Generally, bats are animals which are beneficial to have because they eat hundreds of pests like mosquitoes and other bugs. However, if they are nesting on some places where they should not be, such as the attic, then you are probably wondering how to get rid of bats in ways that are allowed by law.
Keep in mind that in other countries like the UK, all species of bats are protected by environmental laws and it is absolutely illegal to disrupt or move them. If you think that it is necessary for you to step out of the line, call a specialist first to ensure that you will end up with no liabilities.
Bats In The Building
Choosing the right time. Disrupting and evacuating bats during the correct season is important to preserve their overall health and make sure that they survive. Try and look at what you are dealing with. If it is a nursing colony, removing the adult ones before the pups are capable of flying out will endanger them. Not only will this be inhumane, but it is also impractical in a way because you have to go through the effort of finding the carcasses and getting rid of them. For newborn bats, at least five weeks are needed for them to manage to fend for themselves. Garlic, noise, and light will not do you any good so it is better if you stay away from these old wives’ methods.

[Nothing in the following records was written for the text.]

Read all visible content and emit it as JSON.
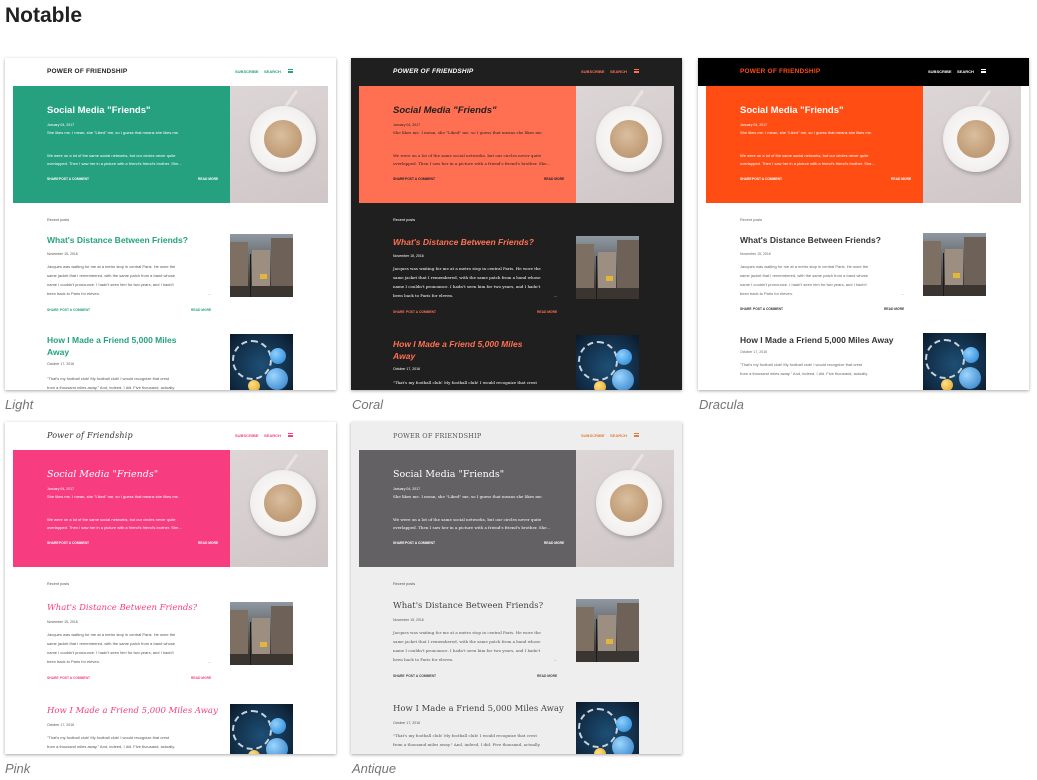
{
  "page": {
    "title": "Notable"
  },
  "preview": {
    "brand_upper": "POWER OF FRIENDSHIP",
    "brand_title": "Power of Friendship",
    "subscribe": "SUBSCRIBE",
    "search": "SEARCH",
    "hero": {
      "title": "Social Media \"Friends\"",
      "date": "January 04, 2017",
      "line1": "She likes me. I mean, she \"Liked\" me, so I guess that means she likes me.",
      "line2": "We were on a lot of the same social networks, but our circles never quite",
      "line3": "overlapped. Then I saw her in a picture with a friend's friend's brother. She...",
      "share": "SHARE",
      "post_comment": "POST A COMMENT",
      "read_more": "READ MORE"
    },
    "recent_posts": "Recent posts",
    "recent_posts_lower": "Recent posts",
    "post1": {
      "title": "What's Distance Between Friends?",
      "date": "November 15, 2016",
      "line1": "Jacques was waiting for me at a metro stop in central Paris. He wore the",
      "line2": "same jacket that I remembered, with the same patch from a band whose",
      "line3": "name I couldn't pronounce. I hadn't seen him for two years, and I hadn't",
      "line4": "been back to Paris for eleven.",
      "dots": "...",
      "share": "SHARE",
      "post_comment": "POST A COMMENT",
      "read_more": "READ MORE"
    },
    "post2": {
      "title_line1": "How I Made a Friend 5,000 Miles",
      "title_line2": "Away",
      "title_full": "How I Made a Friend 5,000 Miles Away",
      "date": "October 17, 2016",
      "line1": "\"That's my football club! My football club! I would recognize that crest",
      "line2": "from a thousand miles away.\" And, indeed, I did. Five thousand, actually."
    }
  },
  "themes": [
    {
      "label": "Light",
      "bg": "#ffffff",
      "bar": "#ffffff",
      "brand": "#212121",
      "nav": "#26a17f",
      "hero": "#26a17f",
      "hero_text": "#ffffff",
      "accent": "#26a17f",
      "text": "#555555"
    },
    {
      "label": "Coral",
      "bg": "#1f1f1f",
      "bar": "#1f1f1f",
      "brand": "#ffffff",
      "nav": "#ff7052",
      "hero": "#ff7052",
      "hero_text": "#1f1f1f",
      "accent": "#ff7052",
      "text": "#ffffff"
    },
    {
      "label": "Dracula",
      "bg": "#ffffff",
      "bar": "#000000",
      "brand": "#ff4d14",
      "nav": "#ffffff",
      "hero": "#ff4d14",
      "hero_text": "#ffffff",
      "accent": "#333333",
      "text": "#666666"
    },
    {
      "label": "Pink",
      "bg": "#ffffff",
      "bar": "#ffffff",
      "brand": "#333333",
      "nav": "#f73d7f",
      "hero": "#f73d7f",
      "hero_text": "#ffffff",
      "accent": "#f73d7f",
      "text": "#555555"
    },
    {
      "label": "Antique",
      "bg": "#eeeeee",
      "bar": "#eeeeee",
      "brand": "#555555",
      "nav": "#e07e3b",
      "hero": "#636163",
      "hero_text": "#ffffff",
      "accent": "#444444",
      "text": "#555555"
    }
  ]
}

Winter is not the right time to get rid of bats. Typically, these creatures hibernate during the cold weather so there will not be enough food outside for them to survive. If the population is decimated, then you will notice more garden pests and insects during spring time.
Knowing their entry points. Try looking for guano or bat droppings below their point of entry. They contain small bits of insect shells so they look sparkly when exposed to the sun and their texture is somewhat crumbly, unlike rat droppings which are mostly made up of plant excess.

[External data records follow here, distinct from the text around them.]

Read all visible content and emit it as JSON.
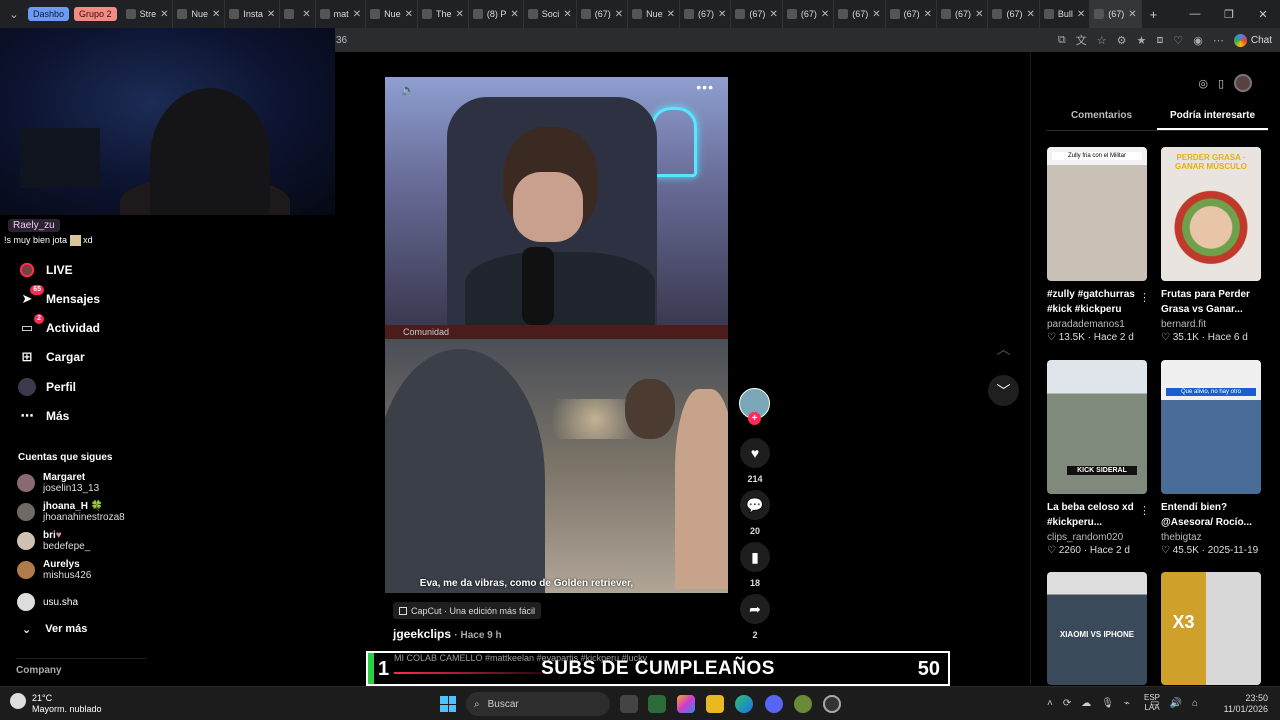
{
  "browser": {
    "groups": [
      {
        "label": "Dashbo",
        "color": "#6b9bf5"
      },
      {
        "label": "Grupo 2",
        "color": "#f28b82"
      }
    ],
    "tabs": [
      {
        "label": "Stre"
      },
      {
        "label": "Nue"
      },
      {
        "label": "Insta"
      },
      {
        "label": ""
      },
      {
        "label": "mat"
      },
      {
        "label": "Nue"
      },
      {
        "label": "The"
      },
      {
        "label": "(8) P"
      },
      {
        "label": "Soci"
      },
      {
        "label": "(67)"
      },
      {
        "label": "Nue"
      },
      {
        "label": "(67)"
      },
      {
        "label": "(67)"
      },
      {
        "label": "(67)"
      },
      {
        "label": "(67)"
      },
      {
        "label": "(67)"
      },
      {
        "label": "(67)"
      },
      {
        "label": "(67)"
      },
      {
        "label": "Bull"
      },
      {
        "label": "(67)"
      }
    ],
    "url_fragment": "36",
    "chat_label": "Chat"
  },
  "stream_chat": {
    "username": "Raely_zu",
    "message": "!s muy bien jota",
    "message_tail": "xd"
  },
  "sidebar": {
    "nav": [
      {
        "label": "LIVE",
        "badge": ""
      },
      {
        "label": "Mensajes",
        "badge": "65"
      },
      {
        "label": "Actividad",
        "badge": "2"
      },
      {
        "label": "Cargar",
        "badge": ""
      },
      {
        "label": "Perfil",
        "badge": ""
      },
      {
        "label": "Más",
        "badge": ""
      }
    ],
    "following_title": "Cuentas que sigues",
    "following": [
      {
        "name": "Margaret",
        "handle": "joselin13_13"
      },
      {
        "name": "jhoana_H",
        "handle": "jhoanahinestroza8"
      },
      {
        "name": "bri",
        "handle": "bedefepe_"
      },
      {
        "name": "Aurelys",
        "handle": "mishus426"
      },
      {
        "name": "usu.sha",
        "handle": ""
      }
    ],
    "see_more": "Ver más",
    "company": "Company"
  },
  "feed": {
    "top_strip": "Comunidad",
    "caption_subtitle": "Eva, me da vibras, como de Golden retriever,",
    "capcut": "CapCut · Una edición más fácil",
    "author": "jgeekclips",
    "time_ago": "· Hace 9 h",
    "actions": {
      "likes": "214",
      "comments": "20",
      "saves": "18",
      "shares": "2"
    }
  },
  "sub_goal": {
    "current": "1",
    "label": "SUBS DE CUMPLEAÑOS",
    "target": "50",
    "ticker": "MI COLAB CAMELLO #mattkeelan #evapartis #kickperu #lucky"
  },
  "right_panel": {
    "tabs": [
      "Comentarios",
      "Podría interesarte"
    ],
    "active_tab": 1,
    "cards": [
      {
        "caption": "#zully #gatchurras #kick #kickperu",
        "author": "paradademanos1",
        "likes": "13.5K",
        "date": "Hace 2 d",
        "thumb_text": "Zully fria con el Militar",
        "thumb_color": "#c9c0b6"
      },
      {
        "caption": "Frutas para Perder Grasa vs Ganar...",
        "author": "bernard.fit",
        "likes": "35.1K",
        "date": "Hace 6 d",
        "thumb_text": "PERDER GRASA · GANAR MÚSCULO",
        "thumb_color": "#b89a7e"
      },
      {
        "caption": "La beba celoso xd #kickperu...",
        "author": "clips_random020",
        "likes": "2260",
        "date": "Hace 2 d",
        "thumb_text": "KICK SIDERAL",
        "thumb_color": "#7f8a7c"
      },
      {
        "caption": "Entendí bien? @Asesora/ Rocío...",
        "author": "thebigtaz",
        "likes": "45.5K",
        "date": "2025-11-19",
        "thumb_text": "Que alivio, no hay otro",
        "thumb_color": "#4a6d98"
      },
      {
        "caption": "",
        "author": "",
        "likes": "",
        "date": "",
        "thumb_text": "XIAOMI VS IPHONE",
        "thumb_color": "#3a4a5a"
      },
      {
        "caption": "",
        "author": "",
        "likes": "",
        "date": "",
        "thumb_text": "X3",
        "thumb_color": "#cfa02a"
      }
    ]
  },
  "taskbar": {
    "temp": "21°C",
    "weather": "Mayorm. nublado",
    "search": "Buscar",
    "lang_1": "ESP",
    "lang_2": "LAA",
    "time": "23:50",
    "date": "11/01/2026"
  },
  "colors": {
    "accent": "#fe2c55",
    "goal_bar": "#27d045"
  }
}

To avoid getting histoplasmosis, do not inhale the bat droppings. The elderly or the very young will experience flu-like symptoms and those who have weak immune systems will be especially prone.
If you cannot identify their entry points based on the droppings, maybe because they have not gone through that same route for quite some time, you can also observe where the creatures come from when they go out at night.

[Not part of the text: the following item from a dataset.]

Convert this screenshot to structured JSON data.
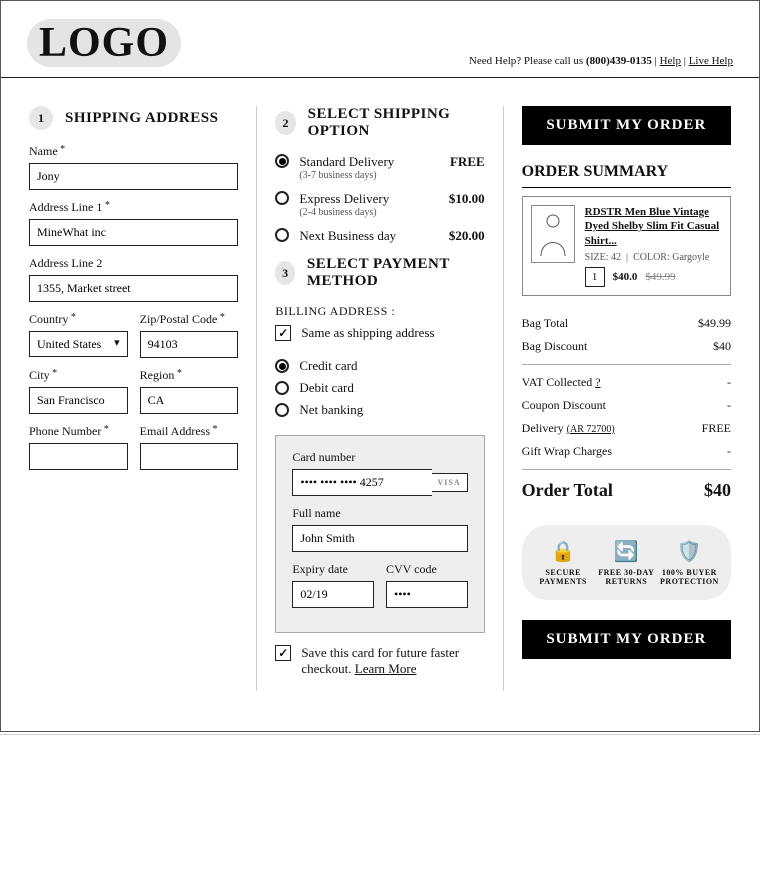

Preventing re-entry. If you have successfully evacuated the animals, you need to make sure that they do not come right back in. To know how to get rid of bats permanently, you need to do repeated sealings in your home. After they have flown out during the night to look for food, staple or nail a screen or cloth over their egress point. As they feed on a 24 or 48 hour period, go through the sealings carefully to make sure that the entire colony has been eliminated and that the mission was accomplished.